The Columbus Blue Jackets have signed forward Boone Jenner to a two-year contract extension, the club announced today.
“Boone Jenner is a terrific young player, who works extremely hard at both ends of the ice and is just beginning to scratch the surface of what he can be as a National Hockey League player,” said GM Jarmo Kekalainen. “He has tremendous character and is an exemplary representative of our club on and off the ice.”
It’s a bridge deal for the 22-year-old, worth a reported $2.9 million per season. He’ll still be a restricted free agent when his contract expires in 2018, a la Jackets defenseman Ryan Murray.
Jenner, the 37th overall draft pick in 2011, has 22 goals and 13 assists in 63 games this season.
Late trade just trickling in — the Anaheim Ducks have picked up winger Jamie McGinn from the Buffalo Sabres for a conditional* third-round draft pick.
McGinn, 27, was enjoying a fine season with the Sabres. A pending unrestricted free agent, he had 14 goals and 13 assists in 63 games, with 113 hits.
Though McGinn’s preference was to stay in Buffalo, he can’t be too upset about joining the Ducks for a playoff run.
*Here’s the condition:
Jonathan Drouin didn’t get traded.
Loui Eriksson didn’t get traded either.
Dan Hamhuis and Radim Vrbata didn’t get traded.
Even P.A. Parenteau didn’t get traded.
Oh sure, there were a few deals today. Mikkel Boedker, Kris Russell, Brandon Pirri, and John-Michael Liles all moved.
But nothing of the blockbuster variety. Nothing that shook the hockey world to its core. Nothing…truly exciting.
So, what happened?
Well, first remember that Eric Staal and Andrew Ladd were traded over the weekend. Those are big names.
But today seemed to mirror July 1, when caution ruled the day for general managers in free agency. It’s no secret that next season’s salary cap is not expected to go up by much, if it goes up at all. And not only does that make it difficult to add players with term, it makes teams even more loath to surrender draft picks and/or prospects.
“The market correction started last summer in free agency with a lot of players getting squeezed by the flat cap and now you’re going to see teams protect their high picks and top prospects more than ever because that’s gold now, that’s the most important currency there is because of the new economic realities,” one Western Conference hockey executive told ESPN’s Pierre LeBrun earlier this month.
On to the playoffs.
The first big trade of trade deadline day is in. The Arizona Coyotes have dealt winger Mikkel Boedker to the Colorado Avalanche, in return for veteran forward Alex Tanguay and prospects Kyle Wood (D) and Conner Bleackley (F).
Boedker, a 26-year-old pending unrestricted free agent, has 13 goals and 26 assists in 62 games this season.

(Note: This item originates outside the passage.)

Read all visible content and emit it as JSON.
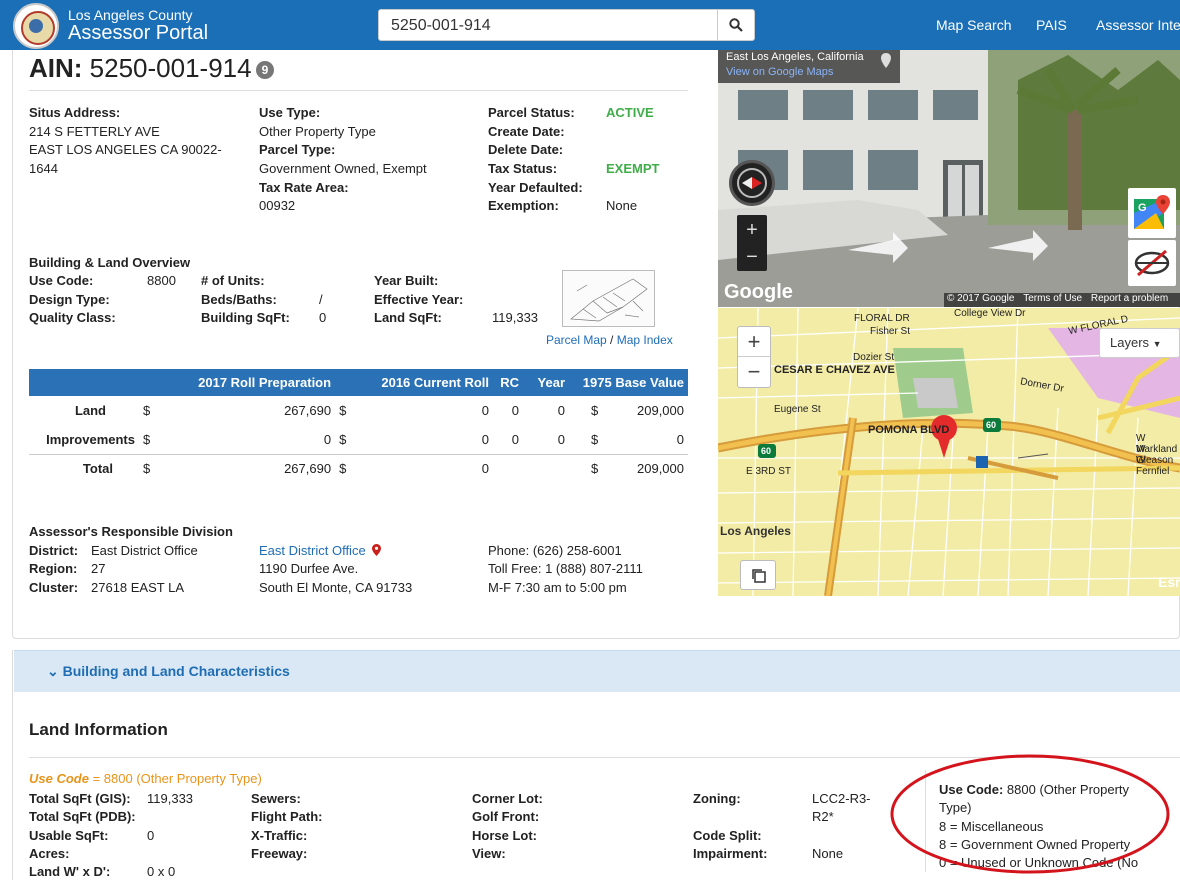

He’s also a team-worst minus-28.
The Avs are currently in a playoff spot, but are by no means guaranteed to qualify for the postseason. They are not considered strong Stanley Cup contenders, so chances are they see Boedker as a potential long-term piece, not simply a rental.
Minutes after learning of the trade, Boedker was asked by TSN about his contractual future.
“One thing at a time,” he said. “But it’s a good opportunity to be with the Avalanche, and it’s going to be a lot of fun.”
Of note, both Bleackley, 20, and Wood, 19, are unsigned.
Tanguay, 36, is a pending UFA.
Related: For Bleackley, lack of contract is ‘in the back of my mind’
The Edmonton Oilers have claimed forward Adam Cracknell and defenseman Adam Pardy off waivers.
Cracknell, 30, has played 44 games for the Vancouver Canucks this season, scoring five times with five assists in a bottom-six role.
Pardy, 31, has played 14 games for the Winnipeg Jets, registering one assist while logging an average of 13:06 of ice time.
Both Cracknell and Pardy are pending unrestricted free agents. Their additions may signal more moves for the Oilers, be they trades or demotions.
On Saturday, Edmonton traded d-man Justin Schultz to Pittsburgh for a third-round draft pick. That left the Oilers with just six defensemen on their active roster. Hardy makes it seven.
Related: Where will Nail Yakupov end up? (Because he’s probably getting traded)